A military court in Egypt sentenced 418 opponents to prison terms ranging from two years to life in prison for their alleged involvement in violence at a police station in August 2013, according to a legal source, reported Middle East Monitor.
“The military court in Assiut sentenced 249 defendants in absentia to life in prison and three defendants to three years in prison and 47 others to 10 years in prison for storming a police station in Minya in 2013,” said Khaled Al-Komi, a member of the defense team.
He added, “The same court also sentenced 101 defendants in absentia to life in prison and sentenced 18 others to 10 years in prison for storming and burning a governmental communication center in Dermowas station.”
The verdict can be appealed.
All the defendants were also accused of “belonging to a banned group”, in reference to the Muslim Brotherhood, Al-Komi explained.
Hundreds of civilians were referred to military courts by the Egyptian authorities based on an October 2014 decree by Abdel Fattah al-Sisi. Human Rights organization reported unprecedented extension of military court authority in Egypt since 2013 military coup against Egypt’s first democratically elected President Mohamed Morsi.
Military courts have tried at least 7,420 civilians who most of them were sentenced after mass trials that violate fundamental due process rights, and some courts relied on confessions extracted under torture, according to Human Rights Watch.
Nadim Houry ,the HRW deputy Middle East and North Africa director, said “Apparently unsatisfied with tens of thousands already detained and speedy mass trials that discarded due process in the name of national security, al-Sisi essentially gave free rein to military prosecutors.” He added, “He has handed back to the military judiciary the powerful role it enjoyed in the months after Egypt’s uprising, when the nation was governed by a council of generals.”
According to the HRW report,”These military trials have swept up at least 86 children, as well as students, professors, and activists, including individuals who were forcibly disappeared and allegedly tortured.
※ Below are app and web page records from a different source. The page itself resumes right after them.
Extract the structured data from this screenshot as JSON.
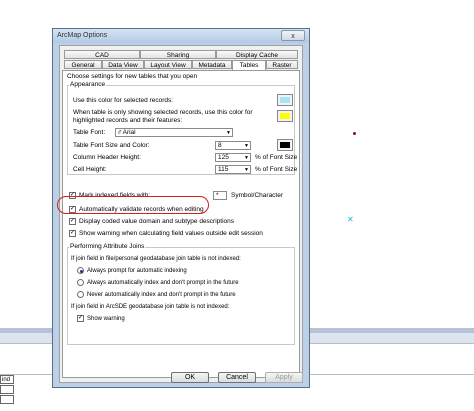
{
  "dialog": {
    "title": "ArcMap Options",
    "close_label": "x",
    "tabs_row1": [
      "CAD",
      "Sharing",
      "Display Cache"
    ],
    "tabs_row2": [
      "General",
      "Data View",
      "Layout View",
      "Metadata",
      "Tables",
      "Raster"
    ],
    "active_tab": "Tables",
    "intro": "Choose settings for new tables that you open",
    "appearance": {
      "label": "Appearance",
      "selected_color_label": "Use this color for selected records:",
      "selected_color": "#a8e4f6",
      "highlight_label_1": "When table is only showing selected records, use this color for",
      "highlight_label_2": "highlighted records and their features:",
      "highlight_color": "#ffff00",
      "font_label": "Table Font:",
      "font_value": "Arial",
      "size_label": "Table Font Size and Color:",
      "size_value": "8",
      "font_color": "#000000",
      "header_height_label": "Column Header Height:",
      "header_height_value": "125",
      "cell_height_label": "Cell Height:",
      "cell_height_value": "115",
      "unit_label": "% of Font Size"
    },
    "mark_indexed_label": "Mark indexed fields with:",
    "mark_symbol": "*",
    "symbol_label": "Symbol/Character",
    "validate_label": "Automatically validate records when editing",
    "coded_label": "Display coded value domain and subtype descriptions",
    "warning_label": "Show warning when calculating field values outside edit session",
    "joins": {
      "label": "Performing Attribute Joins",
      "file_label": "If join field in file/personal geodatabase join table is not indexed:",
      "options": [
        "Always prompt for automatic indexing",
        "Always automatically index and don't prompt in the future",
        "Never automatically index and don't prompt in the future"
      ],
      "sde_label": "If join field in ArcSDE geodatabase join table is not indexed:",
      "show_warning_label": "Show warning"
    },
    "buttons": {
      "ok": "OK",
      "cancel": "Cancel",
      "apply": "Apply"
    }
  },
  "background": {
    "cell_label": "ind"
  }
}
Military courts have handed down 21 death sentences since October 2014, though a lawyer with the Egyptian Coordination for Rights and Freedoms said that none have yet been approved by the Supreme Military Court of Appeals.”